Early in March, the bakery that makes his favourite bread – a “soft, brick-shaped loaf” – is hit by Russian fire. “I have been sever write thinking about that Makariv bread for several days now – remembering the taste,” he writes. “Only now, while remembering, I sense the taste of blood on my lips, like when I was a child and someone split my lip in a fight.
Makariv bakery was bombed on Monday by Russian troops. The bakers were at work. I can imagine the fragrant smell that surrounded them the moment before the attack. In an instant, 13 bakery staff were killed and nine were injured. And the bakery is no more – Makariv bread is a thing of the past.”

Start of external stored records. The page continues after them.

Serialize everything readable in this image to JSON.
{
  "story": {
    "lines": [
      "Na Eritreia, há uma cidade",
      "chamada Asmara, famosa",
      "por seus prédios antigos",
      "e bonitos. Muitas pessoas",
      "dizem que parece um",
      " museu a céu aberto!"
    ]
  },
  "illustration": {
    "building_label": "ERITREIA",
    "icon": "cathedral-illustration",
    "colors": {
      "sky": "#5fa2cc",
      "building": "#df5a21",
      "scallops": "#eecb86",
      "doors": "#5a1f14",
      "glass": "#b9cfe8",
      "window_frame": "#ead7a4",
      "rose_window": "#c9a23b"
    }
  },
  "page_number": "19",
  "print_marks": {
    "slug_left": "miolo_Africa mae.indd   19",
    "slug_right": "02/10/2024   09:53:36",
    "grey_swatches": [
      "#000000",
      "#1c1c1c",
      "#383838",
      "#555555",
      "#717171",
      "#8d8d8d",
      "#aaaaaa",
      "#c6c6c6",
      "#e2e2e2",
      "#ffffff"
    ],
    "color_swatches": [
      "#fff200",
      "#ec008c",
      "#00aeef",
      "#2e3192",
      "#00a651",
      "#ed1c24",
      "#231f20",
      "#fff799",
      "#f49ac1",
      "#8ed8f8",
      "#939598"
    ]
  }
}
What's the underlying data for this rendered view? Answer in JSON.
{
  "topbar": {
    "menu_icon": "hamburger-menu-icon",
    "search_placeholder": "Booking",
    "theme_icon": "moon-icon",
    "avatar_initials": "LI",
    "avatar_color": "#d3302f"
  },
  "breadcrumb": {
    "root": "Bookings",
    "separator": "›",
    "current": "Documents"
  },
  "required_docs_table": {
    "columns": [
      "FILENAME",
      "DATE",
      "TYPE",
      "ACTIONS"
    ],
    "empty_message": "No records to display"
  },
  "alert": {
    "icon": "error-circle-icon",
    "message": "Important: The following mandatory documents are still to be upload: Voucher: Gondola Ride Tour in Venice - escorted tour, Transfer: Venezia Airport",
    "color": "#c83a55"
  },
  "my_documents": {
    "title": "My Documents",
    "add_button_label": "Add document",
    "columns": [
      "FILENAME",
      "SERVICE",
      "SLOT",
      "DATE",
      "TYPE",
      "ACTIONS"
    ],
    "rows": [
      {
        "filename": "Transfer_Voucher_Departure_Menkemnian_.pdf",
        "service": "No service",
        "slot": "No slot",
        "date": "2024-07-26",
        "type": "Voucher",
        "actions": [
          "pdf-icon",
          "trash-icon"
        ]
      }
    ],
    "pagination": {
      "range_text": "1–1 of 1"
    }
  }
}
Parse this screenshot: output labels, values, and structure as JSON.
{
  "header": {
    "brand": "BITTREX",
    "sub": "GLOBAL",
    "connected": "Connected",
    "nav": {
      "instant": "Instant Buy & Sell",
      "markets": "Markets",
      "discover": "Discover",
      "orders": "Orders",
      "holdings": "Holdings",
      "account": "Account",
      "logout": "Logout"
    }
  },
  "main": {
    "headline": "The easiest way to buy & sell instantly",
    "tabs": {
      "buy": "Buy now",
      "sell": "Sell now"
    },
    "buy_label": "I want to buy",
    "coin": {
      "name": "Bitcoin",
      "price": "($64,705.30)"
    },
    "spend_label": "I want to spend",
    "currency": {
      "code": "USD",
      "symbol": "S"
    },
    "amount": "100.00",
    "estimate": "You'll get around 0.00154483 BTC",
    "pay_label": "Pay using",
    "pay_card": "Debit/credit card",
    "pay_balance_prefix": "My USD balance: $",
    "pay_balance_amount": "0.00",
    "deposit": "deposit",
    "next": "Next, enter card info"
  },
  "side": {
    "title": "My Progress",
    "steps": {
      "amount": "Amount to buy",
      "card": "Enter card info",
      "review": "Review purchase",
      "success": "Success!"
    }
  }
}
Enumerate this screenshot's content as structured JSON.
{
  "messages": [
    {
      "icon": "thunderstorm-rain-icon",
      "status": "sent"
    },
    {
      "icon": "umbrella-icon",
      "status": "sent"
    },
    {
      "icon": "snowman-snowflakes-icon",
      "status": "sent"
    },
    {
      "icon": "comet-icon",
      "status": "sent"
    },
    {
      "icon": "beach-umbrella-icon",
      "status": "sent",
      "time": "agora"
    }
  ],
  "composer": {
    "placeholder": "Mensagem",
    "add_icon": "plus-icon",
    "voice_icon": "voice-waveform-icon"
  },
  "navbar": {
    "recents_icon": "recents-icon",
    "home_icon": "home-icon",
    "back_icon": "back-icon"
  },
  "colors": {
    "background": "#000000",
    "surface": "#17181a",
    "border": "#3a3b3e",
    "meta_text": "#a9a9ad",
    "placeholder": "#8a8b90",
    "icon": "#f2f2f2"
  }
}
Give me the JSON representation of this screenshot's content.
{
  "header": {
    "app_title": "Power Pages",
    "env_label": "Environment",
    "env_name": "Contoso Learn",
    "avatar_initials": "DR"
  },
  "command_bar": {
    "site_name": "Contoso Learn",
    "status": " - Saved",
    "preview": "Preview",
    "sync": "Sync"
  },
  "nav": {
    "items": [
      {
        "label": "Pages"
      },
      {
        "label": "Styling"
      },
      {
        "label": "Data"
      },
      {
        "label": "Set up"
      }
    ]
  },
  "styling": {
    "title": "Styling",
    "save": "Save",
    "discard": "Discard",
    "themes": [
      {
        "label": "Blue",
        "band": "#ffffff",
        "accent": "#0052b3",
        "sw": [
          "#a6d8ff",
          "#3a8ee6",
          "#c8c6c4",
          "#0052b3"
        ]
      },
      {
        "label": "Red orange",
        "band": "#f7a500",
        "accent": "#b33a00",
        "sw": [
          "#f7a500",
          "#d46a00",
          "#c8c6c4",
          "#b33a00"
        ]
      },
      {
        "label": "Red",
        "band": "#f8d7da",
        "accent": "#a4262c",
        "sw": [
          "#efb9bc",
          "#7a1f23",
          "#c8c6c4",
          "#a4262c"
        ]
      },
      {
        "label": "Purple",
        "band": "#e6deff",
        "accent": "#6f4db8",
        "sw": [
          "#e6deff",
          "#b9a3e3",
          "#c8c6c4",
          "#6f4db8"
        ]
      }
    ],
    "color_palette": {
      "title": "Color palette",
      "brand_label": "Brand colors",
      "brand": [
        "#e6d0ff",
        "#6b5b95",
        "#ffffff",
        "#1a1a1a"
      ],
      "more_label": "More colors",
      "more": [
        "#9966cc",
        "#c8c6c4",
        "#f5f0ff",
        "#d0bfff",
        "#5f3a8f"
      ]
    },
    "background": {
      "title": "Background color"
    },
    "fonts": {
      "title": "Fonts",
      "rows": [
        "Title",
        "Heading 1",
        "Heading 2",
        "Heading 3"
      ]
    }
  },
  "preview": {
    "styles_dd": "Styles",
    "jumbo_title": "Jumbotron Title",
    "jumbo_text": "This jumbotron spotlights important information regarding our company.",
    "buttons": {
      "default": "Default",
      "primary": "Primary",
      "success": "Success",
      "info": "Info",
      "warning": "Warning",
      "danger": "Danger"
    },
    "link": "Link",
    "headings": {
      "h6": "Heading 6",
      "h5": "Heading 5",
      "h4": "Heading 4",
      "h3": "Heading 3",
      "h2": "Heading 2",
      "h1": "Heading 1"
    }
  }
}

Kurkov with his book, Diary of An Invasion
His poignant entry for March 24 reads: “More and more children are travelling on their own towards Poland, Slovakia and Hungary – with small backpacks and notes sewn into jackets, on which are the phone numbers of their parents, the names of the children and the addresses of the people whom the children must reach.
“Many families also travel with other people’s children, trying to make sure that all the seats in their cars are occupied. Every empty seat in a car going to the west of Ukraine is a life that was not saved.”
Today he says: “From the beginning of March until June, I was regularly crossing the border by car to organise fundraising events in London, Vienna and Norway. I frequently saw groups of children without parents taken across the border by Ukrainian officers and passed to the Slovakian authorities.”
Equally alarming, he recalls: “The Russians took Ukrainian children to summer camps and they were not returned. On Russian media, I read that a group of Ukrainian kids were taken to a Russian town and were making jokes about Putin, so the Russians started ‘re-educating’ them.” He pauses: “I wouldn’t believe it if it wasn’t happening.”
Later he describes the absurdities of red tape: people receiving reminders about gas meter readings and payments for homes that have been obliterated by missiles.
Kurkov – who knows 10 writers fighting in the front lines – can recall the Soviet Union but says that for the latest generation of Westward-looking young Ukrainians, Russia is as distant as Poland or the Czech Republic.
“I spent half my life in the Soviet Union but I haven’t found anything interesting in Russian culture for many years,” he says. “Russia is a huge country without a single moral authority. There is only one authority, Putin, with everyone else in line.”
Diary Of An Invasion is available now at Express Bookshop
He believes it is possible to force the Russians back to the borders, but not to stop their bombs. He warns: “If the war is not over by next summer, it will drag on for several years until Putin is dead. Though that doesn’t necessarily mean it will end, those fighting for power are just like him.”
As for a possible coup, he adds: “Putin is from the KGB, he is very well protected. He has made the two Russian secret services – the FSB and GRU, the Army intelligence service – fight each other, the typical behaviour of a dictator. The truth is, nobody’s happy there. In reality they have already lost the war. They can still destroy Ukraine, but the war is lost.”
Despite everything, Kurkov remains optimistic. People might not be reading books, he says, but they buy them to support publishing. Similarly, they have bought tickets to zoos they cannot visit, so the animals can be fed, and crowdfunding campaigns pay for everything from armoured cars to bullet-proof vests. It will take at least two generations – 40 years or more – to rebuild Ukraine but the hatred for Russia may never subside, he says.
“Ukraine has lost probably 50,000 people already – 30,000 in Mariupol alone – so in every village there are now widows and orphans. This hate will not disappear.”
Kurkov remains grateful for British support from No 10 down. “I was in Banbury (Oxon), and I talked to a British-Polish lady and her English partner who set up a humanitarian hub in the defunct Debenhams to collect help and are running lorries to Ukraine,” he adds.
“My wife is English and it makes me feel very proud.”
Diary Of An Invasion by Andrey Kurkov (Mountain Leopard Press, £16.99) is out now. For free UK P&P, visit expressbookshop.com or call 020 3176 3832.